§ WHAT NEEDS TO BE DONE
All of the lines below need to be copied exactly, apart from the pictures.

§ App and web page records
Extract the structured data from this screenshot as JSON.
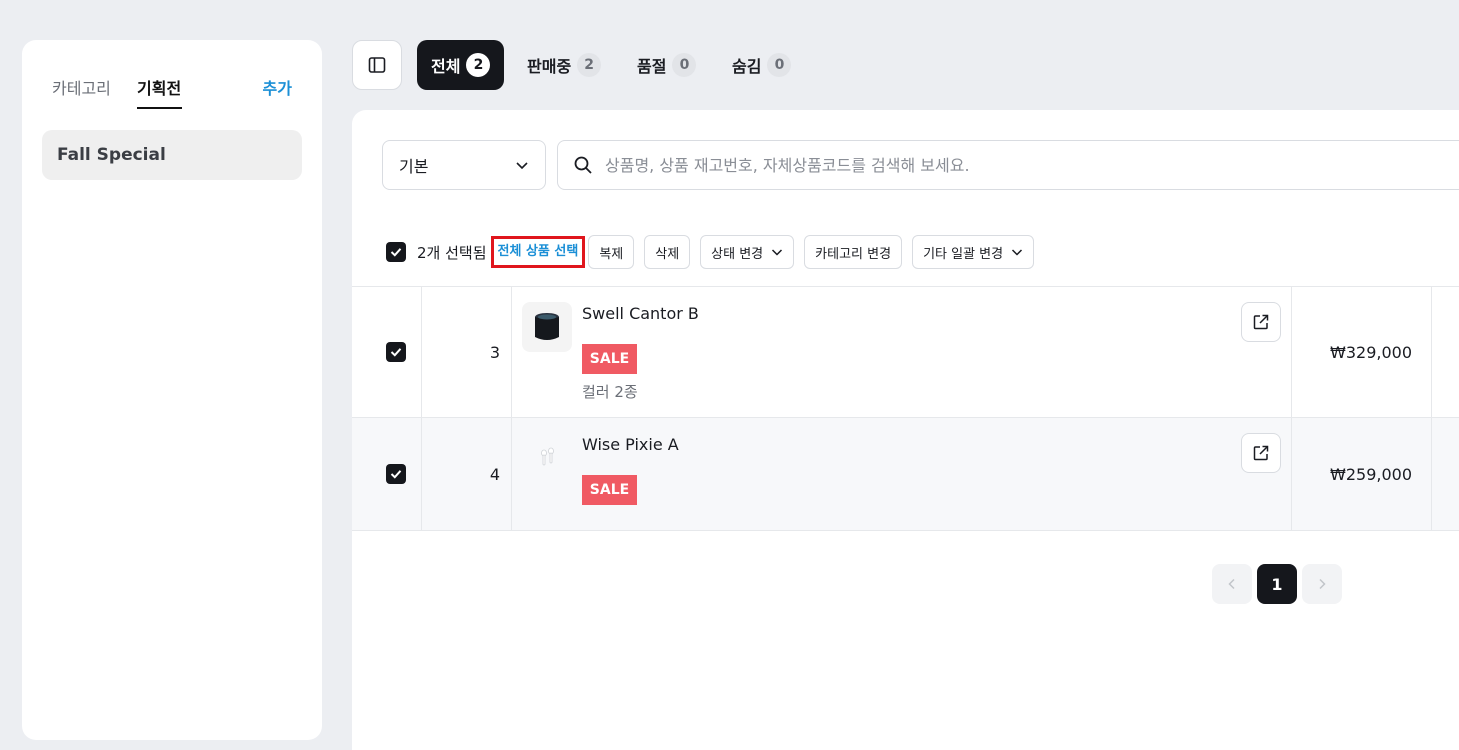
{
  "sidebar": {
    "tabs": [
      "카테고리",
      "기획전"
    ],
    "active_tab": "기획전",
    "add_label": "추가",
    "items": [
      {
        "label": "Fall Special"
      }
    ]
  },
  "top_tabs": [
    {
      "label": "전체",
      "count": "2",
      "active": true
    },
    {
      "label": "판매중",
      "count": "2"
    },
    {
      "label": "품절",
      "count": "0"
    },
    {
      "label": "숨김",
      "count": "0"
    }
  ],
  "filter": {
    "selected": "기본"
  },
  "search": {
    "placeholder": "상품명, 상품 재고번호, 자체상품코드를 검색해 보세요."
  },
  "toolbar": {
    "selected_text": "2개 선택됨",
    "select_all": "전체 상품 선택",
    "buttons": [
      "복제",
      "삭제",
      "상태 변경",
      "카테고리 변경",
      "기타 일괄 변경"
    ]
  },
  "products": [
    {
      "num": "3",
      "name": "Swell Cantor B",
      "badge": "SALE",
      "variant": "컬러 2종",
      "price": "₩329,000"
    },
    {
      "num": "4",
      "name": "Wise Pixie A",
      "badge": "SALE",
      "price": "₩259,000"
    }
  ],
  "pagination": {
    "current": "1"
  }
}
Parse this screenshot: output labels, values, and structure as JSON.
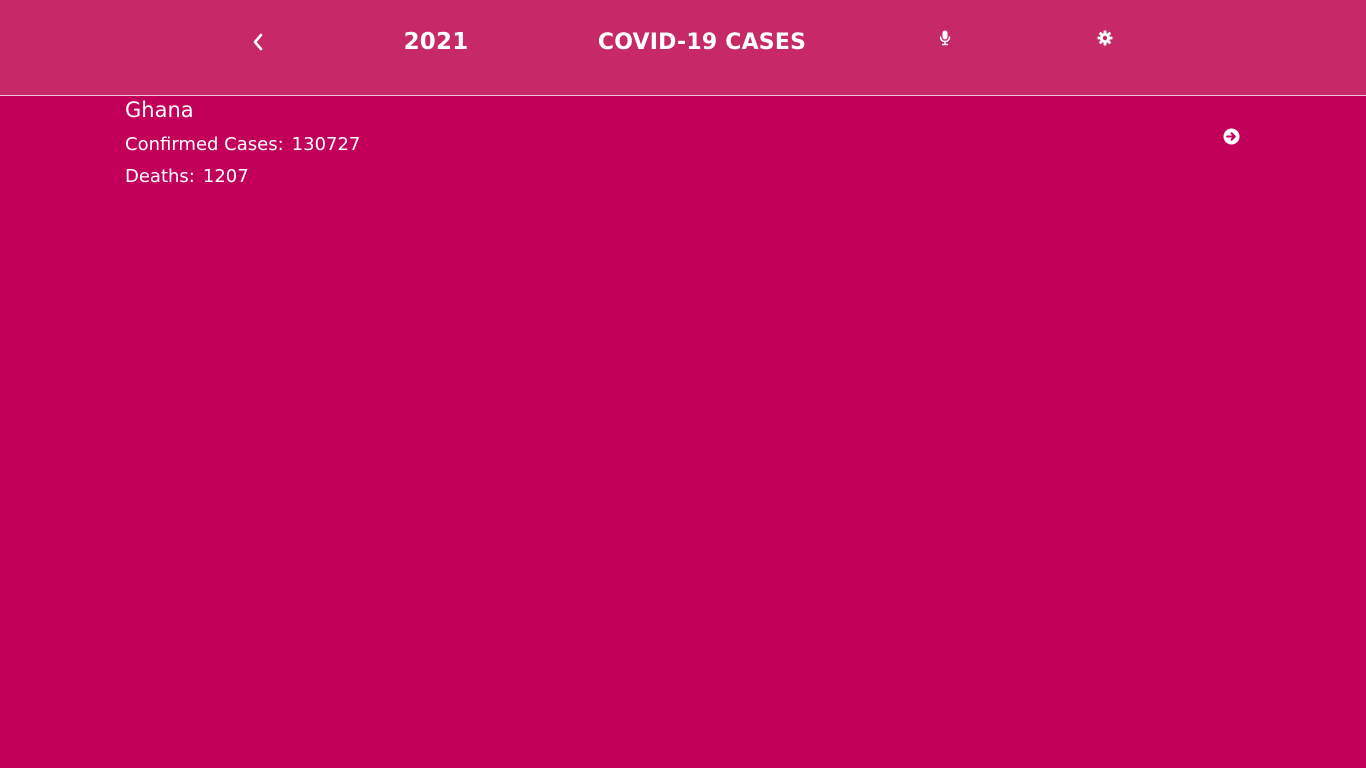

§ RESPONSE TO THE TASK
Extract the structured data from this screenshot as JSON.
{
  "sidebar": {
    "tabs": [
      "카테고리",
      "기획전"
    ],
    "active_tab": "기획전",
    "add_label": "추가",
    "items": [
      {
        "label": "Fall Special"
      }
    ]
  },
  "top_tabs": [
    {
      "label": "전체",
      "count": "2",
      "active": true
    },
    {
      "label": "판매중",
      "count": "2"
    },
    {
      "label": "품절",
      "count": "0"
    },
    {
      "label": "숨김",
      "count": "0"
    }
  ],
  "filter": {
    "selected": "기본"
  },
  "search": {
    "placeholder": "상품명, 상품 재고번호, 자체상품코드를 검색해 보세요."
  },
  "toolbar": {
    "selected_text": "2개 선택됨",
    "select_all": "전체 상품 선택",
    "buttons": [
      "복제",
      "삭제",
      "상태 변경",
      "카테고리 변경",
      "기타 일괄 변경"
    ]
  },
  "products": [
    {
      "num": "3",
      "name": "Swell Cantor B",
      "badge": "SALE",
      "variant": "컬러 2종",
      "price": "₩329,000"
    },
    {
      "num": "4",
      "name": "Wise Pixie A",
      "badge": "SALE",
      "price": "₩259,000"
    }
  ],
  "pagination": {
    "current": "1"
  }
}
Parse this screenshot: output labels, values, and structure as JSON.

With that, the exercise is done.